TASK INSTRUCTIONS
Each line below that contains "icon" counts once; report the total and nothing more.

RECORDS PROVIDED
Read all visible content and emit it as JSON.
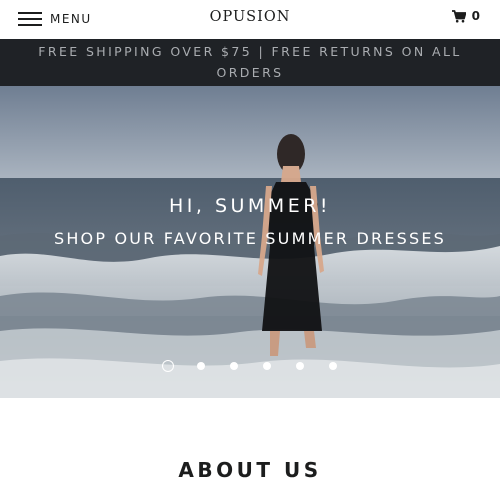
{
  "header": {
    "menu_label": "MENU",
    "logo_text": "OPUSION",
    "cart_count": "0",
    "menu_icon": "hamburger-icon",
    "cart_icon": "cart-icon"
  },
  "announcement": {
    "text": "FREE SHIPPING OVER $75 | FREE RETURNS ON ALL ORDERS"
  },
  "hero": {
    "title": "HI, SUMMER!",
    "subtitle": "SHOP OUR FAVORITE SUMMER DRESSES",
    "slide_count": 6,
    "active_slide": 1
  },
  "about": {
    "title": "ABOUT US"
  },
  "colors": {
    "announcement_bg": "#1f2226",
    "announcement_text": "#a9acb0",
    "text_dark": "#1c1d1d"
  }
}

ANSWER AREA
2